United States District Court, Middle District of Pennsylvania
JAMES M. MUNLEY UNITED STATES DISTRICT COURT
Before the court is Debtor Joseph Decker’s (hereinafter “debtor”) bankruptcy appeal. (Doc. 1). For the reasons that follow, the court will dismiss debtor’s appeal for failure to file a brief in violation of a court order.
Debtor filed a voluntary bankruptcy petition under Chapter 13 of the United States Bankruptcy Code on December 17, 2013, in the United States Bankruptcy Court for the Middle District of Pennsylvania. (Doc. 1-2, Bankruptcy Docket (hereinafter “Bankr. Docket”) at 1-4). Rather than pay the $281.00 filing fee, debtor filed an application to pay the filing fee in installments pursuant to Federal Rule of Bankruptcy Procedure 1006(b)(1). (Id. at 2).
On December 18, 2013, Bankruptcy Judge Robert N. Opel II denied debtor’s application to pay the filing fee in installments. (Id.) Judge Opel further ordered debtor to pay the full $281.00 filing fee on or before December 27, 2013. (Id.) Although debtor received Judge Opel’s December 18th Order, debtor failed to remit the filing fee. (Id.) Accordingly, on January 6, 2014, Judge Opel dismissed debtor’s Chapter 13 bankruptcy case without prejudice. (Id. at 3). Based on the dismissal of his bankruptcy case, debtor filed the instant appeal on February 4, 2014. (Id.)
We have jurisdiction over the instant bankruptcy appeal pursuant to 28 U.S.C. § 158(a)(1), which provides that the district courts of the United States have jurisdiction to hear appeals from final judgments, orders and decrees of the bankruptcy courts.
The district court reviews the bankruptcy court decisions of law de novo. In re O’Brien Envtl. Energy, Inc., 188 F.3d 116, 122 (3d Cir. 1999). The bankruptcy court’s findings of fact will only be set aside if clearly erroneous. Fed.R.Bankr.P. 8013 (“Findings of fact, whether based on oral or documentary evidence, shall not be set aside unless clearly erroneous, and due regard shall be given to the opportunity of the bankruptcy court to judge the credibility of the witnesses.”); In re O’Brien, 188 F.3d at 122.
In the instant case, the court addresses whether debtor’s appeal should be dismissed in light of his failure to file a brief in support of his appeal and failure to follow an order of court. Prior to dismissing the appeal for such a failure, however, the Third Circuit Court of Appeals requires the court to examine the following six (6) factors:
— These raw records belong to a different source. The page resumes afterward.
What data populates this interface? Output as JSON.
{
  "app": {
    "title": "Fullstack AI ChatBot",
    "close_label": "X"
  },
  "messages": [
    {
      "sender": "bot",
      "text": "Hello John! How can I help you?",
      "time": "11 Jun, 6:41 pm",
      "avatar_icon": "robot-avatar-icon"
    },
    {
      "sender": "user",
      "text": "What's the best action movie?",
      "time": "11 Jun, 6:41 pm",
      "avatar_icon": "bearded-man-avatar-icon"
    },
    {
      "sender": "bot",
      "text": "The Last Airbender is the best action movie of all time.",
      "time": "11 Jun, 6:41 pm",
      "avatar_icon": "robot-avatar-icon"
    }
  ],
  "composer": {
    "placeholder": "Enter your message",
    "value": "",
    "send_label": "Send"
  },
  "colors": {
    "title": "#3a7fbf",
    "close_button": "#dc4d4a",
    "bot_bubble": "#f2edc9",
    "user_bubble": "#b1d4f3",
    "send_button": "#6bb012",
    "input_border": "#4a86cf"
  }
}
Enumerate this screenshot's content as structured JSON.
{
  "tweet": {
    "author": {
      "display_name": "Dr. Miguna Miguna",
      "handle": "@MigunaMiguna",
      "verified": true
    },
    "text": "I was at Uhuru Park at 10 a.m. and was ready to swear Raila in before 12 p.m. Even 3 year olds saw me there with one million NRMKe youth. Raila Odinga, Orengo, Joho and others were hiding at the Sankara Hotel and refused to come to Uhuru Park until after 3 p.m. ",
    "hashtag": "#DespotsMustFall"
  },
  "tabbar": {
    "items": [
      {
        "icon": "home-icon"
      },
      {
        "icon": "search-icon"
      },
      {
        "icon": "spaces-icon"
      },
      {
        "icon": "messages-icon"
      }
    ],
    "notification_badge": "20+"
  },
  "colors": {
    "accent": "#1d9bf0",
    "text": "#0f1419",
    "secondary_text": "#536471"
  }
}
1. The extent of the party’s personal responsibility;
2. The prejudice to the adversary caused by ...